"The miniature, low-cost TOF sensor array can then be built into lighting fixtures or installed in the ceiling," Karlicek said. "In addition, several sensors distributed throughout the space will form a sparse network, scanning the entire space for distance information to map the precise number, location, and movement of occupants. In terms of identifying individuals, the sensors only register people's presence in the space, thus preserving personal privacy."
UNM will work on the development of a sensor array that provides multiple spatially separated time of flight signals using a unique integrated optical technology developed at UNM, which was recently awarded U.S. Patent 9,766,123 through STC.UNM. The UNM technology uses a grating coupled waveguide as a spectral and angular filter. The input coupling region is displaced from the silicon detection region to provide a unique plenoptic sensor that provides unparalleled spectral and angular resolution while being fully compatible with mature silicon integrated circuit manufacturing technology to ensure low cost.
"It is exciting to see the ideas of digital light that LESA pioneered as aspirational targets become real products that will have a significant societal impact; this is very much a goal of the NSF ERCs, to drive multidisciplinary projects that go from fundamental science to practical application," said Steven R.J. Brueck, Ph.D., UNM Distinguished Professor Emeritus of Electrical and Computer Engineering, UNM lead for LESA, and emeritus director of the Center for High Technology Materials.
According to the researchers, the data from the sensor network uses the motion and position information to maintain an extremely accurate count of the number of people in the space, and uses a specialized algorithm to track people who may be temporarily lost when moving between sensors, thus reducing the number of sensors needed. The new ToF image processing algorithms will extend the current ToF sensing technology developed previously by LESA's image processing and controls group at Rensselaer in order to take advantage of the new capabilities of the plenoptic ToF IC that will be developed by the combined Rensselaer and UNM teams.

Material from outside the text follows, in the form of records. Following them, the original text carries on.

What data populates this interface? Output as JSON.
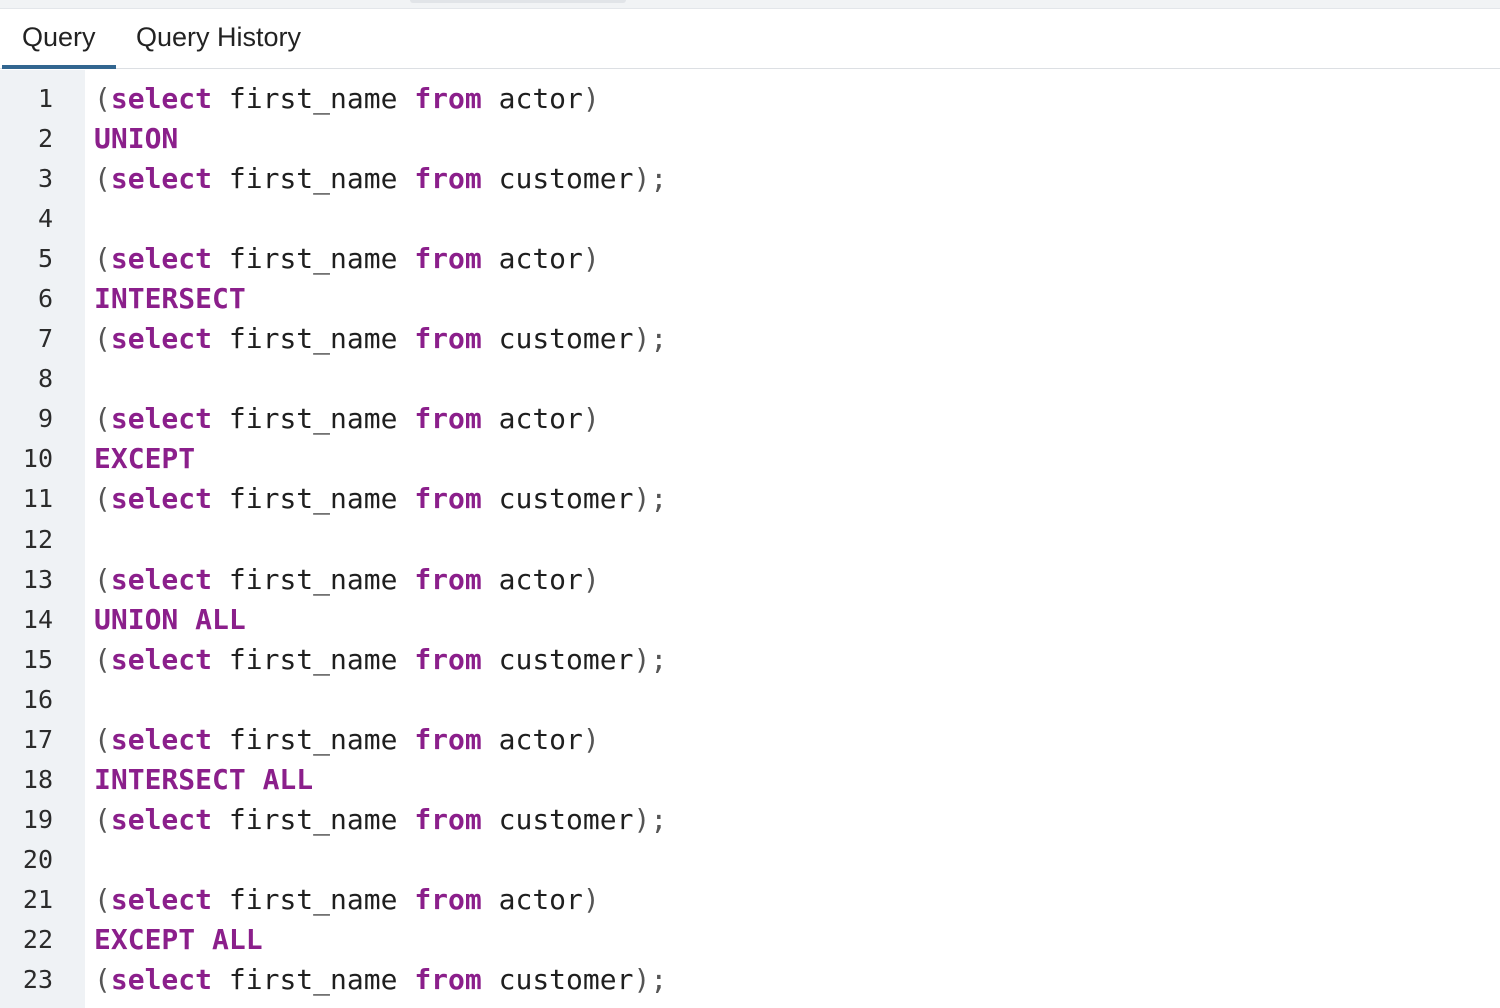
{
  "tabs": [
    {
      "label": "Query",
      "active": true
    },
    {
      "label": "Query History",
      "active": false
    }
  ],
  "colors": {
    "keyword": "#8b1f8b",
    "tab_indicator": "#326690",
    "gutter": "#eff2f5"
  },
  "editor": {
    "lines": [
      [
        {
          "t": "(",
          "c": "punc"
        },
        {
          "t": "select",
          "c": "kw"
        },
        {
          "t": " first_name ",
          "c": "id"
        },
        {
          "t": "from",
          "c": "kw"
        },
        {
          "t": " actor",
          "c": "id"
        },
        {
          "t": ")",
          "c": "punc"
        }
      ],
      [
        {
          "t": "UNION",
          "c": "kw"
        }
      ],
      [
        {
          "t": "(",
          "c": "punc"
        },
        {
          "t": "select",
          "c": "kw"
        },
        {
          "t": " first_name ",
          "c": "id"
        },
        {
          "t": "from",
          "c": "kw"
        },
        {
          "t": " customer",
          "c": "id"
        },
        {
          "t": ");",
          "c": "punc"
        }
      ],
      [],
      [
        {
          "t": "(",
          "c": "punc"
        },
        {
          "t": "select",
          "c": "kw"
        },
        {
          "t": " first_name ",
          "c": "id"
        },
        {
          "t": "from",
          "c": "kw"
        },
        {
          "t": " actor",
          "c": "id"
        },
        {
          "t": ")",
          "c": "punc"
        }
      ],
      [
        {
          "t": "INTERSECT",
          "c": "kw"
        }
      ],
      [
        {
          "t": "(",
          "c": "punc"
        },
        {
          "t": "select",
          "c": "kw"
        },
        {
          "t": " first_name ",
          "c": "id"
        },
        {
          "t": "from",
          "c": "kw"
        },
        {
          "t": " customer",
          "c": "id"
        },
        {
          "t": ");",
          "c": "punc"
        }
      ],
      [],
      [
        {
          "t": "(",
          "c": "punc"
        },
        {
          "t": "select",
          "c": "kw"
        },
        {
          "t": " first_name ",
          "c": "id"
        },
        {
          "t": "from",
          "c": "kw"
        },
        {
          "t": " actor",
          "c": "id"
        },
        {
          "t": ")",
          "c": "punc"
        }
      ],
      [
        {
          "t": "EXCEPT",
          "c": "kw"
        }
      ],
      [
        {
          "t": "(",
          "c": "punc"
        },
        {
          "t": "select",
          "c": "kw"
        },
        {
          "t": " first_name ",
          "c": "id"
        },
        {
          "t": "from",
          "c": "kw"
        },
        {
          "t": " customer",
          "c": "id"
        },
        {
          "t": ");",
          "c": "punc"
        }
      ],
      [],
      [
        {
          "t": "(",
          "c": "punc"
        },
        {
          "t": "select",
          "c": "kw"
        },
        {
          "t": " first_name ",
          "c": "id"
        },
        {
          "t": "from",
          "c": "kw"
        },
        {
          "t": " actor",
          "c": "id"
        },
        {
          "t": ")",
          "c": "punc"
        }
      ],
      [
        {
          "t": "UNION ALL",
          "c": "kw"
        }
      ],
      [
        {
          "t": "(",
          "c": "punc"
        },
        {
          "t": "select",
          "c": "kw"
        },
        {
          "t": " first_name ",
          "c": "id"
        },
        {
          "t": "from",
          "c": "kw"
        },
        {
          "t": " customer",
          "c": "id"
        },
        {
          "t": ");",
          "c": "punc"
        }
      ],
      [],
      [
        {
          "t": "(",
          "c": "punc"
        },
        {
          "t": "select",
          "c": "kw"
        },
        {
          "t": " first_name ",
          "c": "id"
        },
        {
          "t": "from",
          "c": "kw"
        },
        {
          "t": " actor",
          "c": "id"
        },
        {
          "t": ")",
          "c": "punc"
        }
      ],
      [
        {
          "t": "INTERSECT ALL",
          "c": "kw"
        }
      ],
      [
        {
          "t": "(",
          "c": "punc"
        },
        {
          "t": "select",
          "c": "kw"
        },
        {
          "t": " first_name ",
          "c": "id"
        },
        {
          "t": "from",
          "c": "kw"
        },
        {
          "t": " customer",
          "c": "id"
        },
        {
          "t": ");",
          "c": "punc"
        }
      ],
      [],
      [
        {
          "t": "(",
          "c": "punc"
        },
        {
          "t": "select",
          "c": "kw"
        },
        {
          "t": " first_name ",
          "c": "id"
        },
        {
          "t": "from",
          "c": "kw"
        },
        {
          "t": " actor",
          "c": "id"
        },
        {
          "t": ")",
          "c": "punc"
        }
      ],
      [
        {
          "t": "EXCEPT ALL",
          "c": "kw"
        }
      ],
      [
        {
          "t": "(",
          "c": "punc"
        },
        {
          "t": "select",
          "c": "kw"
        },
        {
          "t": " first_name ",
          "c": "id"
        },
        {
          "t": "from",
          "c": "kw"
        },
        {
          "t": " customer",
          "c": "id"
        },
        {
          "t": ");",
          "c": "punc"
        }
      ]
    ]
  }
}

Occupancy data is then sent to the building control system to manage heating, cooling, and air conditioning (HVAC) energy consumption in order to maximize building efficiency, according to LESA industry member ABB. The goal is to provide optimal human comfort at reasonable cost. ABB, through its U.S. Corporate Research organization in Raleigh, North Carolina, will work closely with the Rensselaer team to validate sensor performance via EnergyPlus modeling and hardware-in-the-loop tests to document energy savings for several types of office settings. The ABB team will also support commercialization efforts, a key deliverable of the DOE's ARPA-e SENSOR program.
LESA's vision is focused on creating digitized illumination for new applications in lighting, healthcare, building management, horticulture, and advanced 5G wireless communications platforms. The collaboration with the University of New Mexico and LESA industry partner ABB exemplifies The New Polytechnic, an emerging paradigm for teaching, learning, and research at Rensselaer. The New Polytechnic emphasizes and supports collaboration across disciplines, sectors, and regions to address the great global challenges of our day, using the most advanced tools and technologies, many of which are developed at Rensselaer. Research at Rensselaer addresses some of the world's most pressing technological challenges—from energy security and sustainable development to biotechnology and human health. The New Polytechnic is transformative in the global impact of research, in its innovative pedagogy, and in the lives of students at Rensselaer.
Provided by Rensselaer Polytechnic Institute